Extracted records:
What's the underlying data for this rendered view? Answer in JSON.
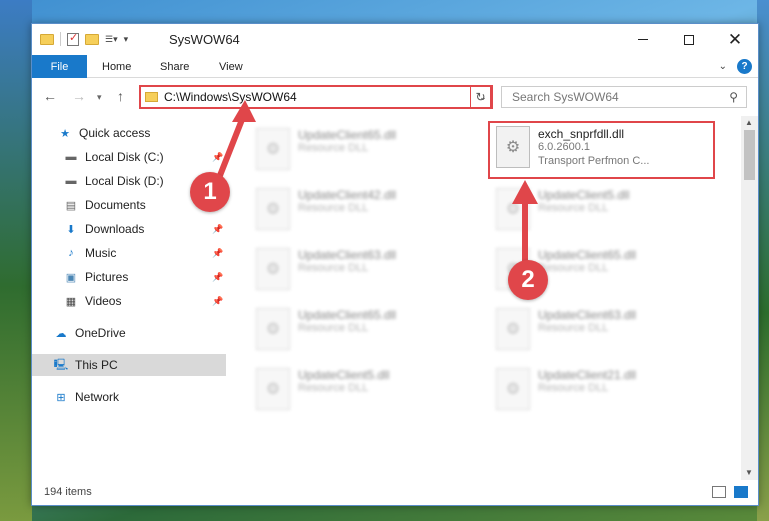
{
  "window": {
    "title": "SysWOW64",
    "controls": {
      "minimize": "—",
      "maximize": "",
      "close": "✕"
    }
  },
  "ribbon": {
    "file": "File",
    "tabs": [
      "Home",
      "Share",
      "View"
    ],
    "help": "?"
  },
  "nav": {
    "address": "C:\\Windows\\SysWOW64",
    "search_placeholder": "Search SysWOW64"
  },
  "sidebar": {
    "items": [
      {
        "label": "Quick access",
        "icon": "star-icon"
      },
      {
        "label": "Local Disk (C:)",
        "icon": "drive-icon"
      },
      {
        "label": "Local Disk (D:)",
        "icon": "drive-icon"
      },
      {
        "label": "Documents",
        "icon": "documents-icon"
      },
      {
        "label": "Downloads",
        "icon": "download-icon"
      },
      {
        "label": "Music",
        "icon": "music-icon"
      },
      {
        "label": "Pictures",
        "icon": "pictures-icon"
      },
      {
        "label": "Videos",
        "icon": "videos-icon"
      },
      {
        "label": "OneDrive",
        "icon": "cloud-icon"
      },
      {
        "label": "This PC",
        "icon": "computer-icon"
      },
      {
        "label": "Network",
        "icon": "network-icon"
      }
    ]
  },
  "files": {
    "highlighted": {
      "name": "exch_snprfdll.dll",
      "version": "6.0.2600.1",
      "description": "Transport Perfmon C..."
    },
    "blurred": [
      {
        "name": "UpdateClient65.dll",
        "type": "Resource DLL"
      },
      {
        "name": "UpdateClient42.dll",
        "type": "Resource DLL"
      },
      {
        "name": "UpdateClient5.dll",
        "type": "Resource DLL"
      },
      {
        "name": "UpdateClient63.dll",
        "type": "Resource DLL"
      },
      {
        "name": "UpdateClient65.dll",
        "type": "Resource DLL"
      },
      {
        "name": "UpdateClient65.dll",
        "type": "Resource DLL"
      },
      {
        "name": "UpdateClient63.dll",
        "type": "Resource DLL"
      },
      {
        "name": "UpdateClient5.dll",
        "type": "Resource DLL"
      },
      {
        "name": "UpdateClient21.dll",
        "type": "Resource DLL"
      }
    ]
  },
  "status": {
    "count": "194 items"
  },
  "annotations": {
    "step1": "1",
    "step2": "2"
  },
  "colors": {
    "accent": "#1979ca",
    "highlight": "#e0464a"
  }
}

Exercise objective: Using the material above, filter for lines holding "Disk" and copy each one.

Response box:
        "label": "Local Disk (C:)",
        "label": "Local Disk (D:)",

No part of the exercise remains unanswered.